--- DATA PROVIDED Enclosed Below ---

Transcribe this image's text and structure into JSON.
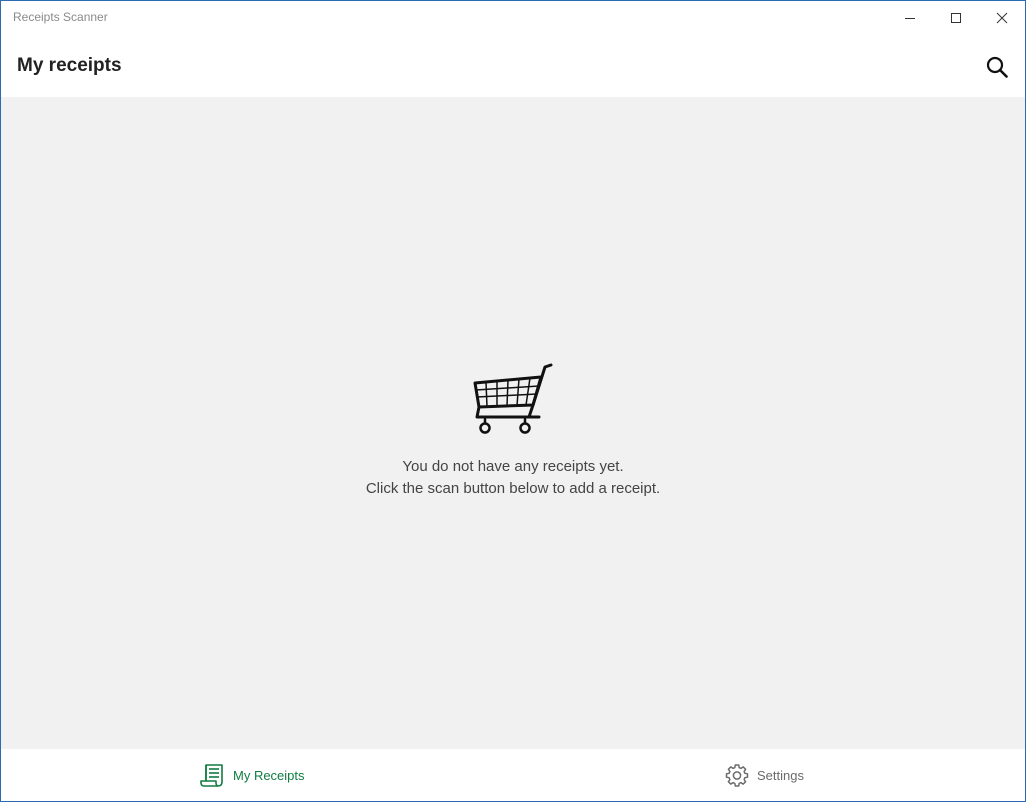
{
  "window": {
    "title": "Receipts Scanner",
    "controls": {
      "minimize_icon": "minimize-icon",
      "maximize_icon": "maximize-icon",
      "close_icon": "close-icon"
    }
  },
  "header": {
    "title": "My receipts",
    "search_icon": "search-icon"
  },
  "empty_state": {
    "icon": "shopping-cart-icon",
    "line1": "You do not have any receipts yet.",
    "line2": "Click the scan button below to add a receipt."
  },
  "bottom_nav": {
    "items": [
      {
        "label": "My Receipts",
        "icon": "receipt-icon",
        "selected": true
      },
      {
        "label": "Settings",
        "icon": "gear-icon",
        "selected": false
      }
    ]
  },
  "colors": {
    "accent": "#107c41",
    "content_background": "#f1f1f1",
    "window_border": "#2b6cb0",
    "inactive_nav": "#6b6b6b"
  }
}
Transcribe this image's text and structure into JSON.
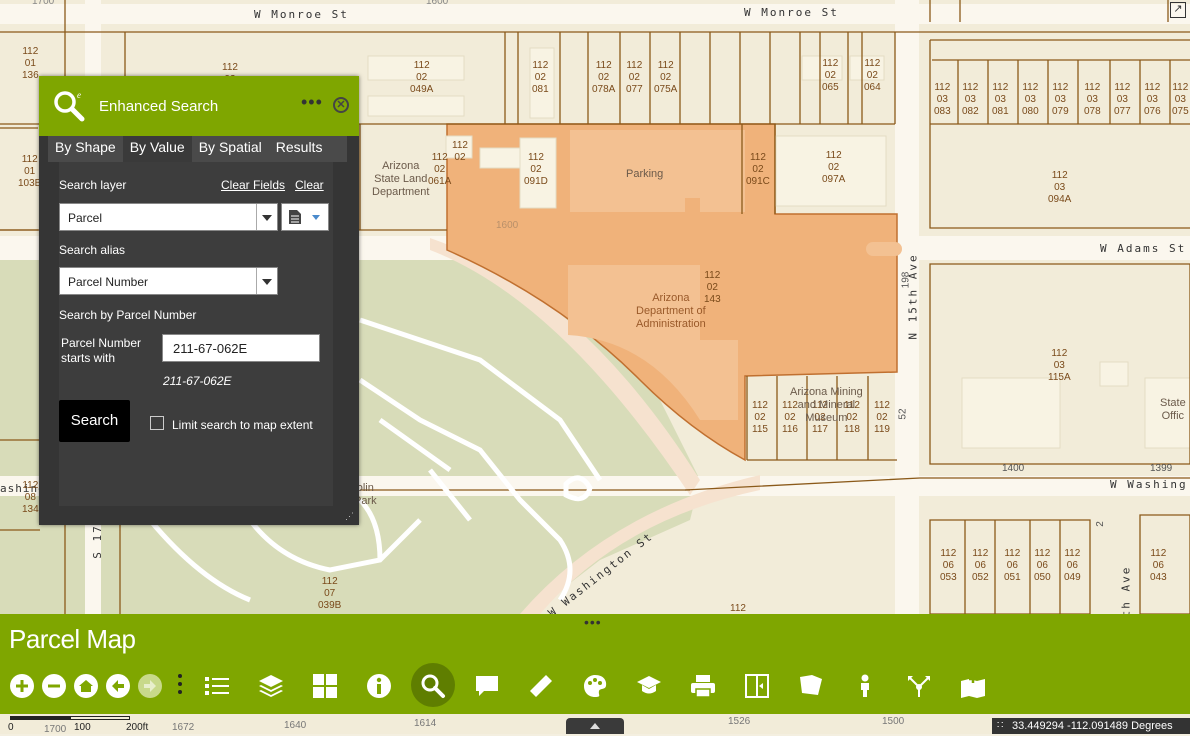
{
  "search_panel": {
    "title": "Enhanced Search",
    "more": "•••",
    "close": "✕",
    "tabs": [
      "By Shape",
      "By Value",
      "By Spatial",
      "Results"
    ],
    "active_tab": "By Value",
    "search_layer_label": "Search layer",
    "clear_fields": "Clear Fields",
    "clear": "Clear",
    "search_layer_value": "Parcel",
    "search_alias_label": "Search alias",
    "search_alias_value": "Parcel Number",
    "search_by_label": "Search by Parcel Number",
    "field_label_1": "Parcel Number",
    "field_label_2": "starts with",
    "field_value": "211-67-062E",
    "field_hint": "211-67-062E",
    "search_button": "Search",
    "limit_label": "Limit search to map extent"
  },
  "bottom_bar": {
    "handle": "•••",
    "app_title": "Parcel Map",
    "tools": [
      "zoom-in",
      "zoom-out",
      "home",
      "back",
      "forward",
      "more",
      "legend",
      "layers",
      "basemap",
      "identify",
      "search",
      "comment",
      "measure",
      "draw",
      "education",
      "print",
      "swipe",
      "bookmark",
      "streetview",
      "share",
      "add-data"
    ]
  },
  "scalebar": {
    "labels": [
      "0",
      "100",
      "200ft"
    ]
  },
  "coordinates": "33.449294 -112.091489 Degrees",
  "map": {
    "streets": [
      "W Monroe St",
      "W Monroe St",
      "W Adams St",
      "N 15th Ave",
      "W Washing",
      "W Washington St",
      "S 17",
      "th Ave",
      "ashingt"
    ],
    "address_numbers": [
      "1700",
      "1600",
      "1400",
      "1399",
      "198",
      "52",
      "2",
      "1672",
      "1640",
      "1614",
      "1526",
      "1500",
      "1700",
      "1600"
    ],
    "parcels": [
      "112\n01\n136",
      "112\n02",
      "112\n01\n103B",
      "112\n08\n134",
      "112\n02\n049A",
      "112\n02\n081",
      "112\n02\n078A",
      "112\n02\n077",
      "112\n02\n075A",
      "112\n02\n065",
      "112\n02\n064",
      "112\n03\n083",
      "112\n03\n082",
      "112\n03\n081",
      "112\n03\n080",
      "112\n03\n079",
      "112\n03\n078",
      "112\n03\n077",
      "112\n03\n076",
      "112\n03\n075",
      "112\n02",
      "112\n02\n061A",
      "112\n02\n091D",
      "112\n02\n091C",
      "112\n02\n097A",
      "112\n03\n094A",
      "112\n02\n143",
      "112\n03\n115A",
      "112\n02\n115",
      "112\n02\n116",
      "112\n02\n117",
      "112\n02\n118",
      "112\n02\n119",
      "112\n07\n039B",
      "112",
      "112\n06\n053",
      "112\n06\n052",
      "112\n06\n051",
      "112\n06\n050",
      "112\n06\n049",
      "112\n06\n043"
    ],
    "places": [
      "Arizona\nState Land\nDepartment",
      "Parking",
      "Arizona\nDepartment of\nAdministration",
      "Arizona Mining\nand Mineral\nMuseum",
      "State\nOffic",
      "olin\nPark"
    ]
  }
}
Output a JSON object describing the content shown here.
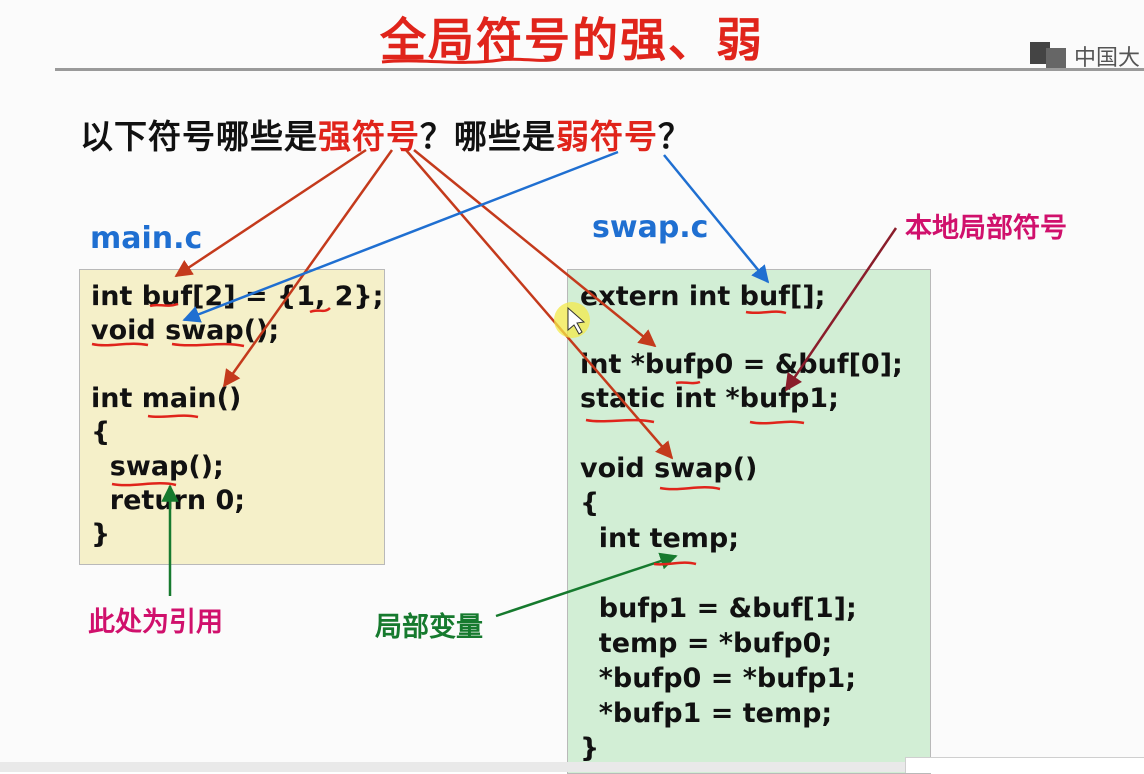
{
  "slide": {
    "title": "全局符号的强、弱",
    "logo_text": "中国大",
    "question": {
      "part1": "以下符号哪些是",
      "strong": "强符号",
      "part2": "？哪些是",
      "weak": "弱符号",
      "part3": "？"
    }
  },
  "main_c": {
    "filename": "main.c",
    "lines": [
      "int buf[2] = {1, 2};",
      "void swap();",
      "",
      "int main()",
      "{",
      "  swap();",
      "  return 0;",
      "}"
    ]
  },
  "swap_c": {
    "filename": "swap.c",
    "lines": [
      "extern int buf[];",
      "",
      "int *bufp0 = &buf[0];",
      "static int *bufp1;",
      "",
      "void swap()",
      "{",
      "  int temp;",
      "",
      "  bufp1 = &buf[1];",
      "  temp = *bufp0;",
      "  *bufp0 = *bufp1;",
      "  *bufp1 = temp;",
      "}"
    ]
  },
  "annotations": {
    "reference": "此处为引用",
    "local_variable": "局部变量",
    "local_symbol": "本地局部符号"
  },
  "colors": {
    "strong_arrow": "#c43a1c",
    "weak_arrow": "#1f6fd1",
    "annotation_pink": "#d0106c",
    "annotation_green": "#167a2e",
    "main_box_bg": "#f5f0c9",
    "swap_box_bg": "#d2eed5"
  }
}
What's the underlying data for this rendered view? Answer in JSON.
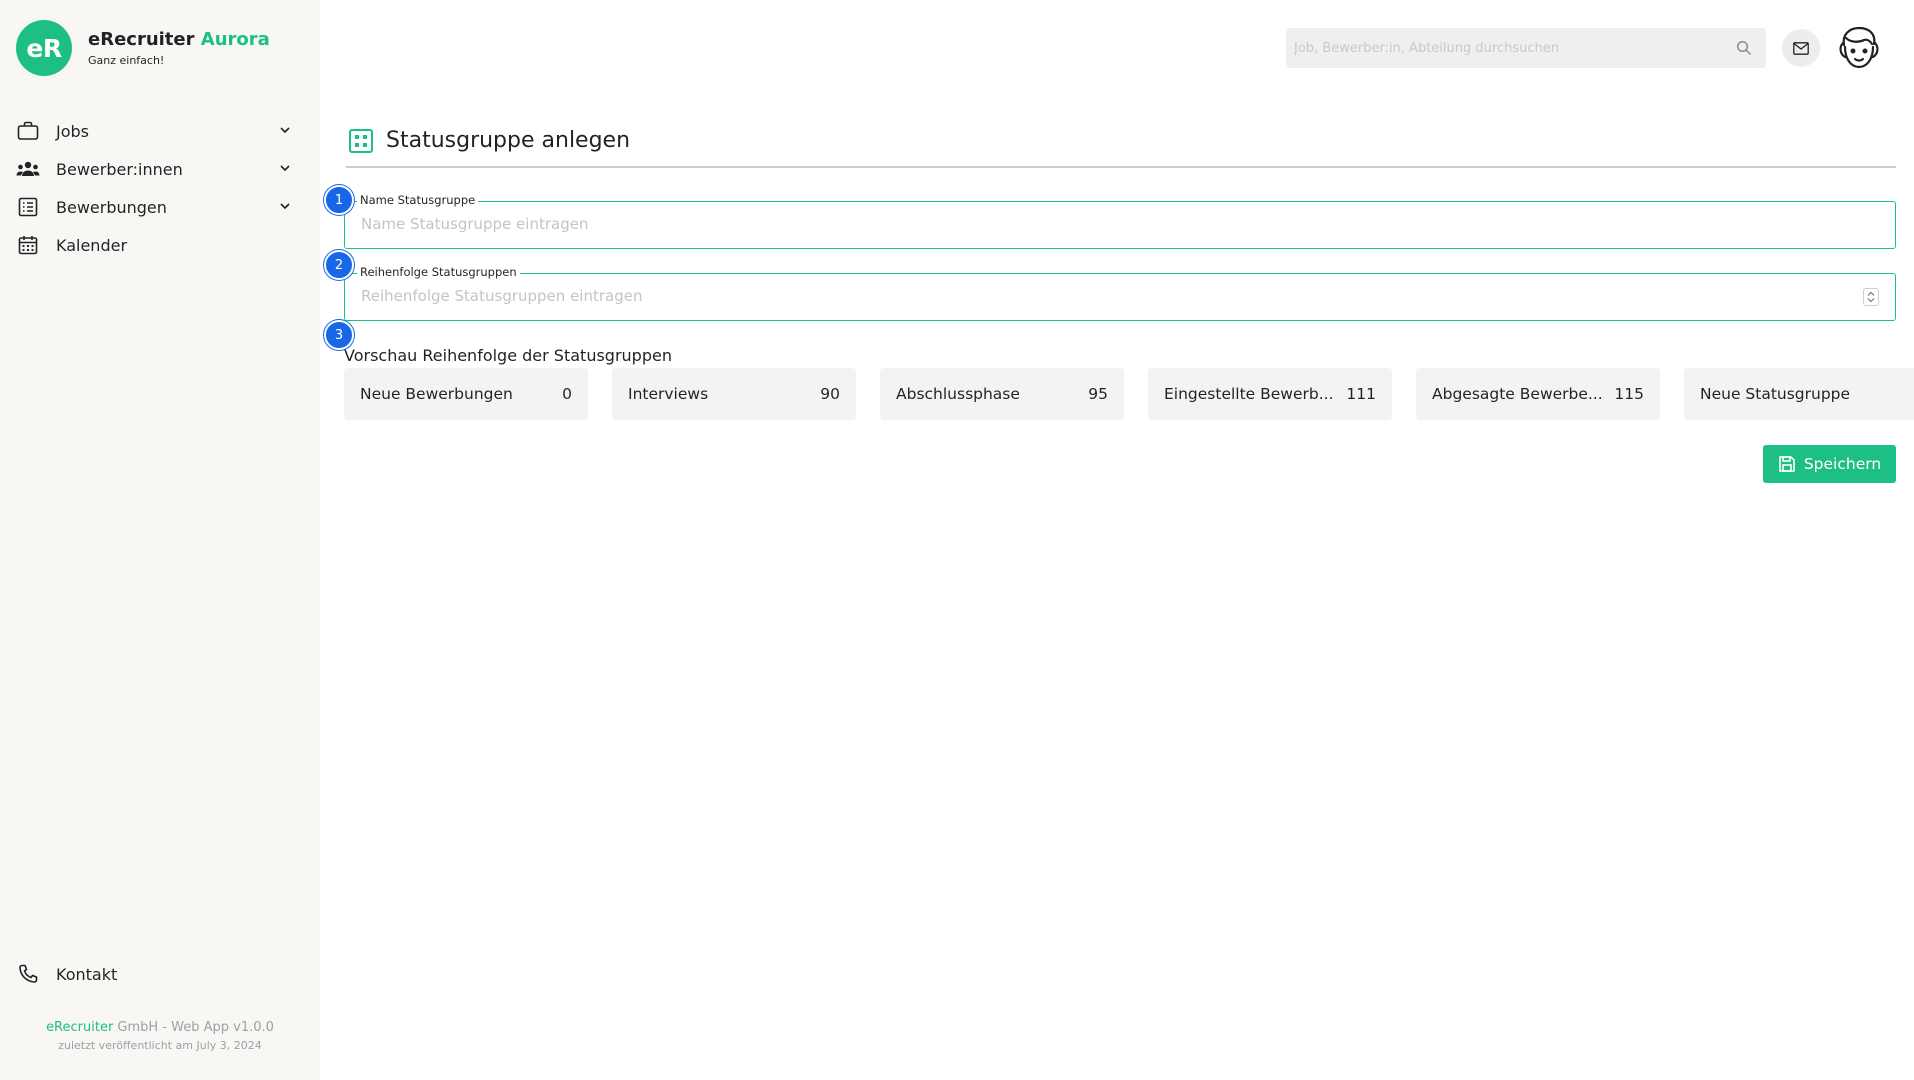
{
  "brand": {
    "logo_text": "eR",
    "name": "eRecruiter",
    "name_accent": "Aurora",
    "tagline": "Ganz einfach!",
    "accent_color": "#1dbf85"
  },
  "sidebar": {
    "items": [
      {
        "label": "Jobs",
        "icon": "briefcase-icon",
        "expandable": true
      },
      {
        "label": "Bewerber:innen",
        "icon": "people-icon",
        "expandable": true
      },
      {
        "label": "Bewerbungen",
        "icon": "list-document-icon",
        "expandable": true
      },
      {
        "label": "Kalender",
        "icon": "calendar-icon",
        "expandable": false
      }
    ],
    "contact": {
      "label": "Kontakt",
      "icon": "phone-icon"
    },
    "footer": {
      "company": "eRecruiter",
      "version_text": " GmbH - Web App v1.0.0",
      "published": "zuletzt veröffentlicht am July 3, 2024"
    }
  },
  "header": {
    "search_placeholder": "Job, Bewerber:in, Abteilung durchsuchen",
    "mail_icon": "mail-icon",
    "avatar_icon": "avatar-face-icon"
  },
  "main": {
    "title": "Statusgruppe anlegen",
    "title_icon": "grid-icon",
    "steps": [
      "1",
      "2",
      "3"
    ],
    "name_field": {
      "label": "Name Statusgruppe",
      "placeholder": "Name Statusgruppe eintragen",
      "value": ""
    },
    "order_field": {
      "label": "Reihenfolge Statusgruppen",
      "placeholder": "Reihenfolge Statusgruppen eintragen",
      "value": ""
    },
    "preview_label": "Vorschau Reihenfolge der Statusgruppen",
    "preview_groups": [
      {
        "name": "Neue Bewerbungen",
        "order": "0"
      },
      {
        "name": "Interviews",
        "order": "90"
      },
      {
        "name": "Abschlussphase",
        "order": "95"
      },
      {
        "name": "Eingestellte Bewerb...",
        "order": "111"
      },
      {
        "name": "Abgesagte Bewerbe...",
        "order": "115"
      },
      {
        "name": "Neue Statusgruppe",
        "order": ""
      }
    ],
    "save_label": "Speichern",
    "save_icon": "floppy-disk-icon",
    "step_color": "#1767e6"
  }
}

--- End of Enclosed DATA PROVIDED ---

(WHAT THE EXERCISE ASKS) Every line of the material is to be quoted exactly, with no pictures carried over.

(RESPONSE)
Transcribe this image's text and structure into JSON.
{
  "window": {
    "title": "Receipts Scanner",
    "controls": {
      "minimize_icon": "minimize-icon",
      "maximize_icon": "maximize-icon",
      "close_icon": "close-icon"
    }
  },
  "header": {
    "title": "My receipts",
    "search_icon": "search-icon"
  },
  "empty_state": {
    "icon": "shopping-cart-icon",
    "line1": "You do not have any receipts yet.",
    "line2": "Click the scan button below to add a receipt."
  },
  "bottom_nav": {
    "items": [
      {
        "label": "My Receipts",
        "icon": "receipt-icon",
        "selected": true
      },
      {
        "label": "Settings",
        "icon": "gear-icon",
        "selected": false
      }
    ]
  },
  "colors": {
    "accent": "#107c41",
    "content_background": "#f1f1f1",
    "window_border": "#2b6cb0",
    "inactive_nav": "#6b6b6b"
  }
}
Transcribe this image's text and structure into JSON.
{
  "search_panel": {
    "title": "Enhanced Search",
    "more": "•••",
    "close": "✕",
    "tabs": [
      "By Shape",
      "By Value",
      "By Spatial",
      "Results"
    ],
    "active_tab": "By Value",
    "search_layer_label": "Search layer",
    "clear_fields": "Clear Fields",
    "clear": "Clear",
    "search_layer_value": "Parcel",
    "search_alias_label": "Search alias",
    "search_alias_value": "Parcel Number",
    "search_by_label": "Search by Parcel Number",
    "field_label_1": "Parcel Number",
    "field_label_2": "starts with",
    "field_value": "211-67-062E",
    "field_hint": "211-67-062E",
    "search_button": "Search",
    "limit_label": "Limit search to map extent"
  },
  "bottom_bar": {
    "handle": "•••",
    "app_title": "Parcel Map",
    "tools": [
      "zoom-in",
      "zoom-out",
      "home",
      "back",
      "forward",
      "more",
      "legend",
      "layers",
      "basemap",
      "identify",
      "search",
      "comment",
      "measure",
      "draw",
      "education",
      "print",
      "swipe",
      "bookmark",
      "streetview",
      "share",
      "add-data"
    ]
  },
  "scalebar": {
    "labels": [
      "0",
      "100",
      "200ft"
    ]
  },
  "coordinates": "33.449294 -112.091489 Degrees",
  "map": {
    "streets": [
      "W Monroe St",
      "W Monroe St",
      "W Adams St",
      "N 15th Ave",
      "W Washing",
      "W Washington St",
      "S 17",
      "th Ave",
      "ashingt"
    ],
    "address_numbers": [
      "1700",
      "1600",
      "1400",
      "1399",
      "198",
      "52",
      "2",
      "1672",
      "1640",
      "1614",
      "1526",
      "1500",
      "1700",
      "1600"
    ],
    "parcels": [
      "112\n01\n136",
      "112\n02",
      "112\n01\n103B",
      "112\n08\n134",
      "112\n02\n049A",
      "112\n02\n081",
      "112\n02\n078A",
      "112\n02\n077",
      "112\n02\n075A",
      "112\n02\n065",
      "112\n02\n064",
      "112\n03\n083",
      "112\n03\n082",
      "112\n03\n081",
      "112\n03\n080",
      "112\n03\n079",
      "112\n03\n078",
      "112\n03\n077",
      "112\n03\n076",
      "112\n03\n075",
      "112\n02",
      "112\n02\n061A",
      "112\n02\n091D",
      "112\n02\n091C",
      "112\n02\n097A",
      "112\n03\n094A",
      "112\n02\n143",
      "112\n03\n115A",
      "112\n02\n115",
      "112\n02\n116",
      "112\n02\n117",
      "112\n02\n118",
      "112\n02\n119",
      "112\n07\n039B",
      "112",
      "112\n06\n053",
      "112\n06\n052",
      "112\n06\n051",
      "112\n06\n050",
      "112\n06\n049",
      "112\n06\n043"
    ],
    "places": [
      "Arizona\nState Land\nDepartment",
      "Parking",
      "Arizona\nDepartment of\nAdministration",
      "Arizona Mining\nand Mineral\nMuseum",
      "State\nOffic",
      "olin\nPark"
    ]
  }
}
Output a JSON object describing the content shown here.
{
  "slide": {
    "title": "全局符号的强、弱",
    "logo_text": "中国大",
    "question": {
      "part1": "以下符号哪些是",
      "strong": "强符号",
      "part2": "？哪些是",
      "weak": "弱符号",
      "part3": "？"
    }
  },
  "main_c": {
    "filename": "main.c",
    "lines": [
      "int buf[2] = {1, 2};",
      "void swap();",
      "",
      "int main()",
      "{",
      "  swap();",
      "  return 0;",
      "}"
    ]
  },
  "swap_c": {
    "filename": "swap.c",
    "lines": [
      "extern int buf[];",
      "",
      "int *bufp0 = &buf[0];",
      "static int *bufp1;",
      "",
      "void swap()",
      "{",
      "  int temp;",
      "",
      "  bufp1 = &buf[1];",
      "  temp = *bufp0;",
      "  *bufp0 = *bufp1;",
      "  *bufp1 = temp;",
      "}"
    ]
  },
  "annotations": {
    "reference": "此处为引用",
    "local_variable": "局部变量",
    "local_symbol": "本地局部符号"
  },
  "colors": {
    "strong_arrow": "#c43a1c",
    "weak_arrow": "#1f6fd1",
    "annotation_pink": "#d0106c",
    "annotation_green": "#167a2e",
    "main_box_bg": "#f5f0c9",
    "swap_box_bg": "#d2eed5"
  }
}
What's the underlying data for this rendered view? Answer in JSON.
{
  "brand": {
    "logo_text": "eR",
    "name": "eRecruiter",
    "name_accent": "Aurora",
    "tagline": "Ganz einfach!",
    "accent_color": "#1dbf85"
  },
  "sidebar": {
    "items": [
      {
        "label": "Jobs",
        "icon": "briefcase-icon",
        "expandable": true
      },
      {
        "label": "Bewerber:innen",
        "icon": "people-icon",
        "expandable": true
      },
      {
        "label": "Bewerbungen",
        "icon": "list-document-icon",
        "expandable": true
      },
      {
        "label": "Kalender",
        "icon": "calendar-icon",
        "expandable": false
      }
    ],
    "contact": {
      "label": "Kontakt",
      "icon": "phone-icon"
    },
    "footer": {
      "company": "eRecruiter",
      "version_text": " GmbH - Web App v1.0.0",
      "published": "zuletzt veröffentlicht am July 3, 2024"
    }
  },
  "header": {
    "search_placeholder": "Job, Bewerber:in, Abteilung durchsuchen",
    "mail_icon": "mail-icon",
    "avatar_icon": "avatar-face-icon"
  },
  "main": {
    "title": "Statusgruppe anlegen",
    "title_icon": "grid-icon",
    "steps": [
      "1",
      "2",
      "3"
    ],
    "name_field": {
      "label": "Name Statusgruppe",
      "placeholder": "Name Statusgruppe eintragen",
      "value": ""
    },
    "order_field": {
      "label": "Reihenfolge Statusgruppen",
      "placeholder": "Reihenfolge Statusgruppen eintragen",
      "value": ""
    },
    "preview_label": "Vorschau Reihenfolge der Statusgruppen",
    "preview_groups": [
      {
        "name": "Neue Bewerbungen",
        "order": "0"
      },
      {
        "name": "Interviews",
        "order": "90"
      },
      {
        "name": "Abschlussphase",
        "order": "95"
      },
      {
        "name": "Eingestellte Bewerb...",
        "order": "111"
      },
      {
        "name": "Abgesagte Bewerbe...",
        "order": "115"
      },
      {
        "name": "Neue Statusgruppe",
        "order": ""
      }
    ],
    "save_label": "Speichern",
    "save_icon": "floppy-disk-icon",
    "step_color": "#1767e6"
  }
}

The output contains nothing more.